This is our signature Jordan small-group tour, mixing the classic sites of Jerash and Petra with easy forest and canyon walks, a Wadi Rum jeep safari and Bedouin experience, a Dead Sea swim, ruined Desert Castles, and much more.
Warning: Blue Wow-factor Inside!
Istanbul began as the city of Byzantium in 667 BC under the ancient Greeks. Later called Constantinople, it became the imperial seat of the Roman Empire. Then, for over 1,000 years, it was the capital of the Greek-speaking Roman-operated Byzantine Empire.

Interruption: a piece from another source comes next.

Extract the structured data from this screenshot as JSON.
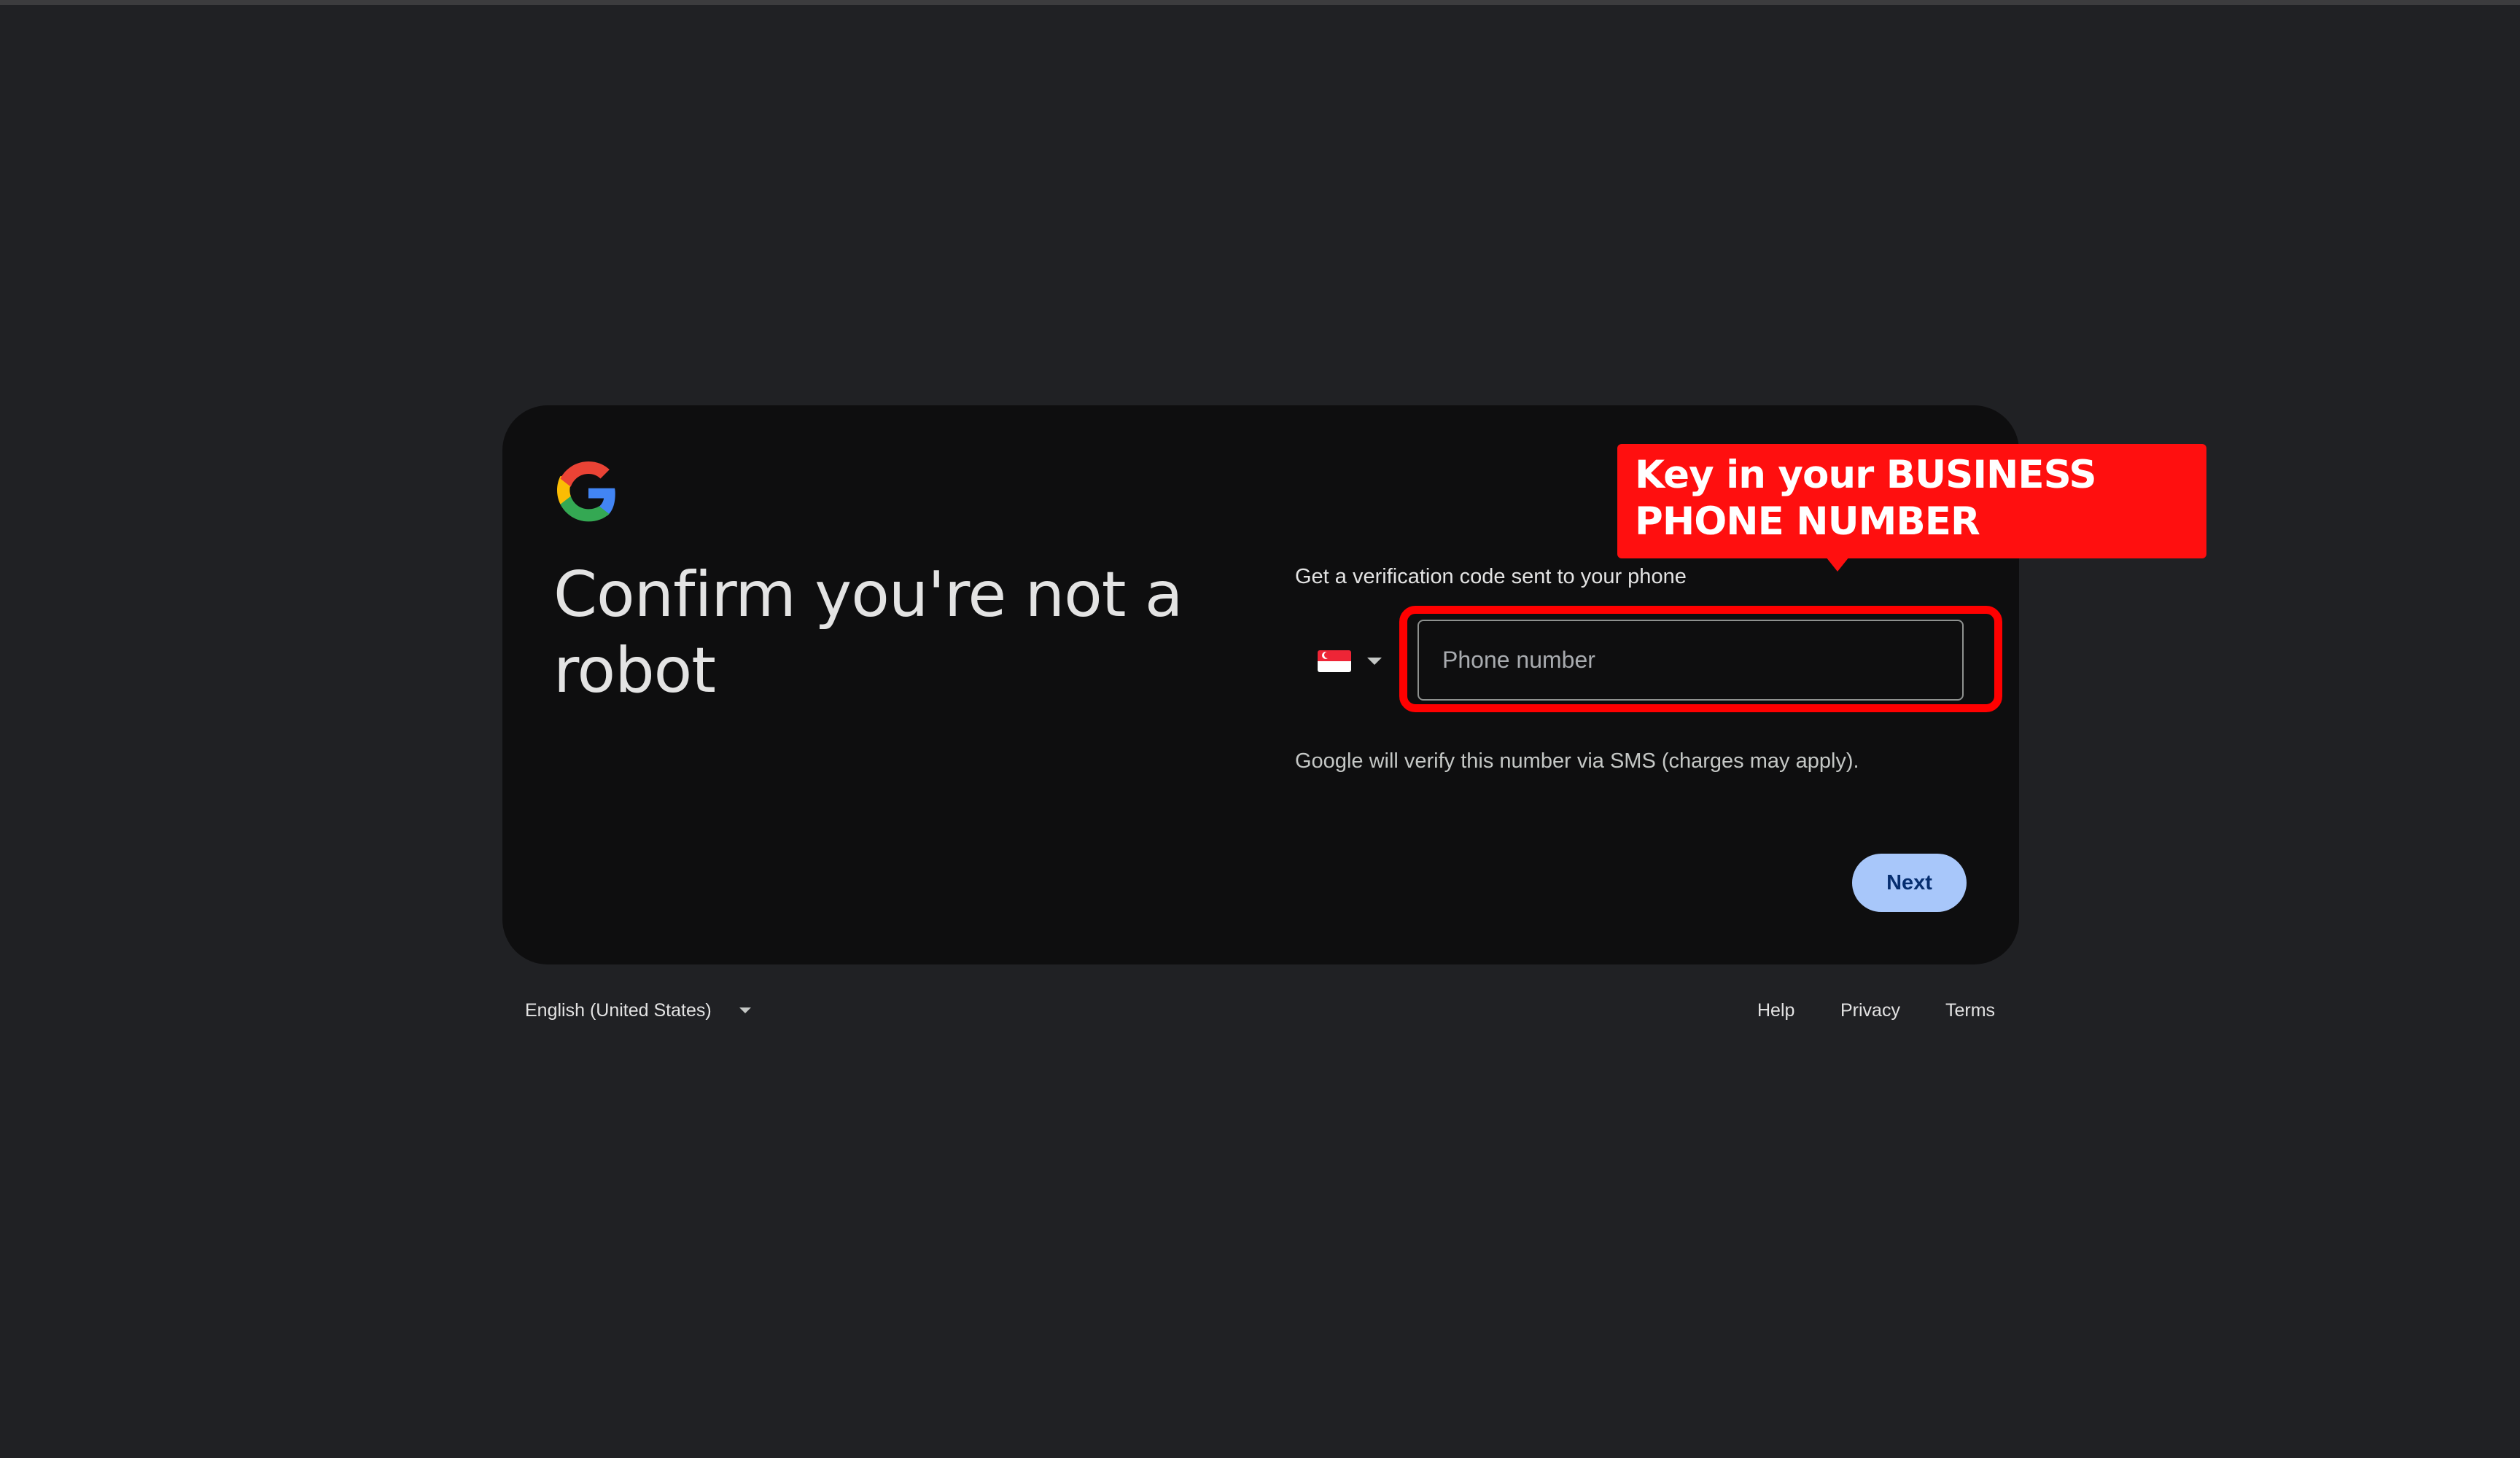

Constantinople was captured by the Ottoman Turks, and became the Ottoman Empire’s capital from 1453 until 1922. Following the founding of the Republic of Turkey in 1923, it took 7 more years for the city to be renamed Istanbul.
After losing all his wars with Persia, Sultan Ahmed-the-1st wanted to boost everybody’s morale by building an imperial Mosque. Earlier rulers had paid for their mosques with the loot of war, but Sultan Ahmed had never been victorious, so he took his money out of the treasury. This caused anger among lawyers and other highflyers in his Empire.
Teenage Sultan Ahmed wanted to build a grander and more beautiful Mosque than any in Constantinople, so he had some plans drawn up by his architect. Construction began in 1609, and his Mosque was fully built by 1616.
So keen was Sultan Ahmed to finish his dream Mosque, it is said that he got as muddy as his builders when he sometimes stepped in to speed things up. But, aged just 27, he died just 1 year after his Mosque was completed. He is buried in these sacred grounds.
The Mosque has 6 lovely minarets, but Sultan Ahmed’s 12 spires were a big problem. The world’s largest and holiest Mosque – the Masjid al-?ar?m in Mecca – also had Islam’s maximum-of-6, so craftsmen were urgently sent to Arabia to add a 7th!
To get the full impact of The Sultan Ahmed Mosque, enter through the middle of the Hippodrome. Once inside the courtyard, you’ll be struck by its vastness, by its amazing dome-work and the hundreds of fine stained glass windows.
The Mosque’s alternative ‘Blue Mosque’ name is puzzling when you view it from the exterior, but inside, the Wow-factor is the over 20,000 patterned and hand-carved Iznik tiles – many in different shades of blue. Some of the tiles have abstract patterning; others are decorated with flowers and trees. It’s no wonder that this interior is thought to be the most beautiful in present-day Istanbul.
Explore Turkey with one of our Turkey tours and see the Blue Mosque for yourself.